Josie stayed with the Macks and helped in their kitchen. She also sent to Denver for candy to give to the children, often inviting them to the Macks’ home where she told them stories. During this time, she took a liking to Jack and the two fell in love.    

News of the great Chicago fire spread to the area. As a community, the townsfolk wanted to do something to raise money to help the people in Chicago. Several ideas were suggested, but it was Josie who came up with the idea she would sing and dance and if folks liked what they saw, they could leave a donation in a box. Jack closed his saloon for this meeting and for two-day event featuring Josie. She appeared on stage in a short, glittery dress most thought were diamonds outfitted around the neck and edge of the dress. But it was her slippers that earned her the nickname ‘Silver Heels’. Except for toes shining in gold, her slippers were all silver.

The citizens loved Josie’s singing and dancing so much they donated over seventeen hundred dollars to give to the people of Chicago. After that, Jack sold his saloon and went into mining, and he and Josie continued to see each other. Then two sheepherders came to town. Two of them came down with smallpox and were the first to die. Josie, Jack and the Macks took care of those stricken with the disease. Jack fell ill but did not die. During the epidemic, it is said the miners remembered Josie’s performance and took to calling her Silver Heels. Jack didn’t care for the nickname, but Josie allowed it, and shortly after the crisis passed, Jack and Josie went to Denver, married and returned, only to leave for Kentucky after Jack’s father died and his mother needed help. After they left the area, legend states a survey crew came to the area. They needed a name for one of the larger mountains. The miners suggested Silver Heels and that’s how the mountain got its name.
Miners at Buckskin Joe courtesy of

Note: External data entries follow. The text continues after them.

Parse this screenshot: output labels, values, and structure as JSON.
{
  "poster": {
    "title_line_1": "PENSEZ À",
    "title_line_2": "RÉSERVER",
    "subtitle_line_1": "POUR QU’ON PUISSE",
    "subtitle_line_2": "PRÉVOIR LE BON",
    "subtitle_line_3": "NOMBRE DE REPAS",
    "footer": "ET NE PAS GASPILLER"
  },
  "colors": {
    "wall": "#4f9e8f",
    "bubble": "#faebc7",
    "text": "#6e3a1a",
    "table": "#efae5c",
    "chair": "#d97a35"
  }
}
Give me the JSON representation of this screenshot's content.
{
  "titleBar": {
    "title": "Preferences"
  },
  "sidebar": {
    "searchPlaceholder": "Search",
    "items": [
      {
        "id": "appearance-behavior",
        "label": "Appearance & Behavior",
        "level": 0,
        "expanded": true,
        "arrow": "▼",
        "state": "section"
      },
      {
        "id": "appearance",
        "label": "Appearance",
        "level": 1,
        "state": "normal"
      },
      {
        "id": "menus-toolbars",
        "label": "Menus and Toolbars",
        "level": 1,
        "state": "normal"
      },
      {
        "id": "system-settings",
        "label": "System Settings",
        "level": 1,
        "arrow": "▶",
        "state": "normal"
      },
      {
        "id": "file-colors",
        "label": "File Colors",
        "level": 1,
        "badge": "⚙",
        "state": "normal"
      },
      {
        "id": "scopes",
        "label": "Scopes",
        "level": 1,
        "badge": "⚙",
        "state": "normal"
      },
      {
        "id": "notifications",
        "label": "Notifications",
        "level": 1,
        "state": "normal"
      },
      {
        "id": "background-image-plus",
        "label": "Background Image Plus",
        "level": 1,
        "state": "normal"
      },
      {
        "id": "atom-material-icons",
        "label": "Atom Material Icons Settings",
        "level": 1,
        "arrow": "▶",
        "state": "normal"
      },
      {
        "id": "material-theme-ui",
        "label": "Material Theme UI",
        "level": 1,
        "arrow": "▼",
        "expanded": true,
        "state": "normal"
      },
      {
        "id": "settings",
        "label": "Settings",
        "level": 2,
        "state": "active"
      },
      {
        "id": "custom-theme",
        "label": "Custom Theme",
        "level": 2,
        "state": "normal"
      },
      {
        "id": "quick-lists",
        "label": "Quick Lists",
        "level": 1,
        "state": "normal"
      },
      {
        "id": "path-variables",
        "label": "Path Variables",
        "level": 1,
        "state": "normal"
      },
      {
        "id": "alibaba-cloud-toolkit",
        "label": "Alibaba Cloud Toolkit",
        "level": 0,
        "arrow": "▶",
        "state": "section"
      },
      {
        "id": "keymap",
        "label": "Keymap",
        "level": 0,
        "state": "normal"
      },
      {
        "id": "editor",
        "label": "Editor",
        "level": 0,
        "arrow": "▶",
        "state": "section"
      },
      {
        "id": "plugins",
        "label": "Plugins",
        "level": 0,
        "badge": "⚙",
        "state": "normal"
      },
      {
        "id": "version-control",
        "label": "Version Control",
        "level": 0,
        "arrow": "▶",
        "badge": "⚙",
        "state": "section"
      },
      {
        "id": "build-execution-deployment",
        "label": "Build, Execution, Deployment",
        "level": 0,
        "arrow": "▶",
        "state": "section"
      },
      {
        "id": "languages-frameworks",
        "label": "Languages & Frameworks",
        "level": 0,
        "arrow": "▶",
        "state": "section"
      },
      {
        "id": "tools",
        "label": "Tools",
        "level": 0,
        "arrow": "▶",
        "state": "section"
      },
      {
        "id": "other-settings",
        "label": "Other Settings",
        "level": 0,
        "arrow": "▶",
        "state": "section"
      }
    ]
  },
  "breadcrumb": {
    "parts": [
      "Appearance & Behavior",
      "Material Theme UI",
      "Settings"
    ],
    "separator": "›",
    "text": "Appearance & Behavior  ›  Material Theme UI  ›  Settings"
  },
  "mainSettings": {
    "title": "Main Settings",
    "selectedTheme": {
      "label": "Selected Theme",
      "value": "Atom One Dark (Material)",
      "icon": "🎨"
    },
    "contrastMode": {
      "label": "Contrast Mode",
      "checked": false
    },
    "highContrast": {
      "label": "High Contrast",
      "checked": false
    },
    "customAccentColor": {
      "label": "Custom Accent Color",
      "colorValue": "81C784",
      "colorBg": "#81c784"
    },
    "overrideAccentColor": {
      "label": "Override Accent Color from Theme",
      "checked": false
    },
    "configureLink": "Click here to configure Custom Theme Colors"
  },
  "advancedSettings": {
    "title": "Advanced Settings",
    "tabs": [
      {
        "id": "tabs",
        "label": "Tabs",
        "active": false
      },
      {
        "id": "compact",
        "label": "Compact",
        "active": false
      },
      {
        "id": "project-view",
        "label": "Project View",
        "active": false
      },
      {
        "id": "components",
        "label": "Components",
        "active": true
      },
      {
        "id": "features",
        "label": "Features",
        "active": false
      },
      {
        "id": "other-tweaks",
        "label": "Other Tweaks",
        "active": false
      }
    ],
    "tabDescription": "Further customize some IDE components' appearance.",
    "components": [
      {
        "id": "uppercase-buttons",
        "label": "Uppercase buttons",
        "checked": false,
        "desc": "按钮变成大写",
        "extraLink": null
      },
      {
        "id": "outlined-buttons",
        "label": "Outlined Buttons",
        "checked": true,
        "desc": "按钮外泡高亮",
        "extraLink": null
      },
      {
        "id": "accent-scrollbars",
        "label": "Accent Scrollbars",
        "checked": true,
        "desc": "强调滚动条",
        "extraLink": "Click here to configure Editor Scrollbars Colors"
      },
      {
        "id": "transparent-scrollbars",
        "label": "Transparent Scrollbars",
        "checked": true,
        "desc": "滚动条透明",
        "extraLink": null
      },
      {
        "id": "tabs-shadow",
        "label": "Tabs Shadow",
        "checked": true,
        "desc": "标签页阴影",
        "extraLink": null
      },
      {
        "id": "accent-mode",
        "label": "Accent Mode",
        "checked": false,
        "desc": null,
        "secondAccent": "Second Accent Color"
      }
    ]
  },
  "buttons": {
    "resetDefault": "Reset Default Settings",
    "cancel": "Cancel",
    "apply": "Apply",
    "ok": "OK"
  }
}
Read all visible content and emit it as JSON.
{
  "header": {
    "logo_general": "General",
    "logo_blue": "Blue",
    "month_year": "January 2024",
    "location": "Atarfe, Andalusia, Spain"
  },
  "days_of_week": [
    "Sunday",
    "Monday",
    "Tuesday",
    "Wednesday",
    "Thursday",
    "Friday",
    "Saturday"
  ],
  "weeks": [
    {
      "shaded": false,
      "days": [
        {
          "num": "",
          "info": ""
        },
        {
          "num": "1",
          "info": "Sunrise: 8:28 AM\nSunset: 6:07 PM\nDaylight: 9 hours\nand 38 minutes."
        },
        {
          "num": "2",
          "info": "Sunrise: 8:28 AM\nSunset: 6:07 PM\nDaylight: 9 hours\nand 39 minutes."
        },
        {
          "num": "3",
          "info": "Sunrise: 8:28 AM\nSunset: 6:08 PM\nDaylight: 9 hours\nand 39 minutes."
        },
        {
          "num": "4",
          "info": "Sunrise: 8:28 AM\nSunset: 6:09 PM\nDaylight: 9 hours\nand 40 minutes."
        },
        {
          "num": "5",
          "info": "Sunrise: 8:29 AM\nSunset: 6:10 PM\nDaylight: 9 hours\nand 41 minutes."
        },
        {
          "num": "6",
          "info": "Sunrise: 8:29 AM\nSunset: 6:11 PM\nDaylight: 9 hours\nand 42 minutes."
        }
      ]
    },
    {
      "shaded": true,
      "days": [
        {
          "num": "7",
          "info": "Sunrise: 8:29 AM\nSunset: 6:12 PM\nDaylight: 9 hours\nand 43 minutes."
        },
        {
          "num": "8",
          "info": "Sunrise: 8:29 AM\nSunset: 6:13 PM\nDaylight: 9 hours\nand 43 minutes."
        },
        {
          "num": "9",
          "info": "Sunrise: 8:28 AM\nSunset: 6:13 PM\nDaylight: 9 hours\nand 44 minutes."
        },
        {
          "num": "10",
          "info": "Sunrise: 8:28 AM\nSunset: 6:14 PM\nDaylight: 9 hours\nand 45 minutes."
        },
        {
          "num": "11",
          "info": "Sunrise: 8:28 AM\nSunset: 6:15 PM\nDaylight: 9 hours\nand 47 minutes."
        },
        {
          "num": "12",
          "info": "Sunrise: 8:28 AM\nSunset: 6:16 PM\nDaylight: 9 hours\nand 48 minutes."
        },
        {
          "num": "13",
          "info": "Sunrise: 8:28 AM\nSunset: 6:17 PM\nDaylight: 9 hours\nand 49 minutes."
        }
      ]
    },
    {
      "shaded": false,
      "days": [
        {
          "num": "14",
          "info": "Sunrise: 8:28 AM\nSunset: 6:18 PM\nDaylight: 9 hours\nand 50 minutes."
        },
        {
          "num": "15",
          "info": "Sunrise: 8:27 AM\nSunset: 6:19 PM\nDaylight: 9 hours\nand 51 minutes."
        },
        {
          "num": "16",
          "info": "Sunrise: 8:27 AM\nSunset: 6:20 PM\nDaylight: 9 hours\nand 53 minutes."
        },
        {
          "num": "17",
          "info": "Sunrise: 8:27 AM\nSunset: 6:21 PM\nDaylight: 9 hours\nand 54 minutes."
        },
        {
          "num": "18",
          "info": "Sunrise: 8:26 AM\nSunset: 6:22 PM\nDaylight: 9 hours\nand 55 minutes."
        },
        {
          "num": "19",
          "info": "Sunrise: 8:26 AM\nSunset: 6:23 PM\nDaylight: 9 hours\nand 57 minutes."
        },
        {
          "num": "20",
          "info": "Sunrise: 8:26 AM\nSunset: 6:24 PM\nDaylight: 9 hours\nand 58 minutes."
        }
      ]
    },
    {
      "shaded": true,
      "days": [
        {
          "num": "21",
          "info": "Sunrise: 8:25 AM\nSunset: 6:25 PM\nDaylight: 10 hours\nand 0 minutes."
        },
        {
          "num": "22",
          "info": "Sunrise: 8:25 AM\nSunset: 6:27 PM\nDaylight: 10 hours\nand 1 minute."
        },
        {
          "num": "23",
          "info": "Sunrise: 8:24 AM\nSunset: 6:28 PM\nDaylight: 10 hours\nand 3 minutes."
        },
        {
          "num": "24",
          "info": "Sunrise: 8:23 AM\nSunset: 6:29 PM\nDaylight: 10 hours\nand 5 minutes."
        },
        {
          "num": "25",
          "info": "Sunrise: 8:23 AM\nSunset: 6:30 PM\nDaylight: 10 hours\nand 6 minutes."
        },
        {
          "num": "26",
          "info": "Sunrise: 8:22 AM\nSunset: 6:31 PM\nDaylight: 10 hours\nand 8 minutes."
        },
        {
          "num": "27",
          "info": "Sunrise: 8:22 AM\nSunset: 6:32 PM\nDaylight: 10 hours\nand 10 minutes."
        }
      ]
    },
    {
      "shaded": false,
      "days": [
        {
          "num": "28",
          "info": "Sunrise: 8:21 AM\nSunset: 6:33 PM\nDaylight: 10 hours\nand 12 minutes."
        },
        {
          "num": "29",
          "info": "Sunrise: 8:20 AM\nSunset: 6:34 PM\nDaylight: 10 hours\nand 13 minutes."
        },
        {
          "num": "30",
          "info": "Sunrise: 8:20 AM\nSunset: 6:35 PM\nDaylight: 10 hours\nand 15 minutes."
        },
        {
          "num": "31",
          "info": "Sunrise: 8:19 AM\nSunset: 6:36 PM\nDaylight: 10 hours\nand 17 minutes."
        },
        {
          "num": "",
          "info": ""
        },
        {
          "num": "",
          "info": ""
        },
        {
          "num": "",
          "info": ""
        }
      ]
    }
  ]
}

Personally, I like the first version of Silver Heels the best, but then, a little bit of romance mixed with heartache and mystery is a fondness of mine.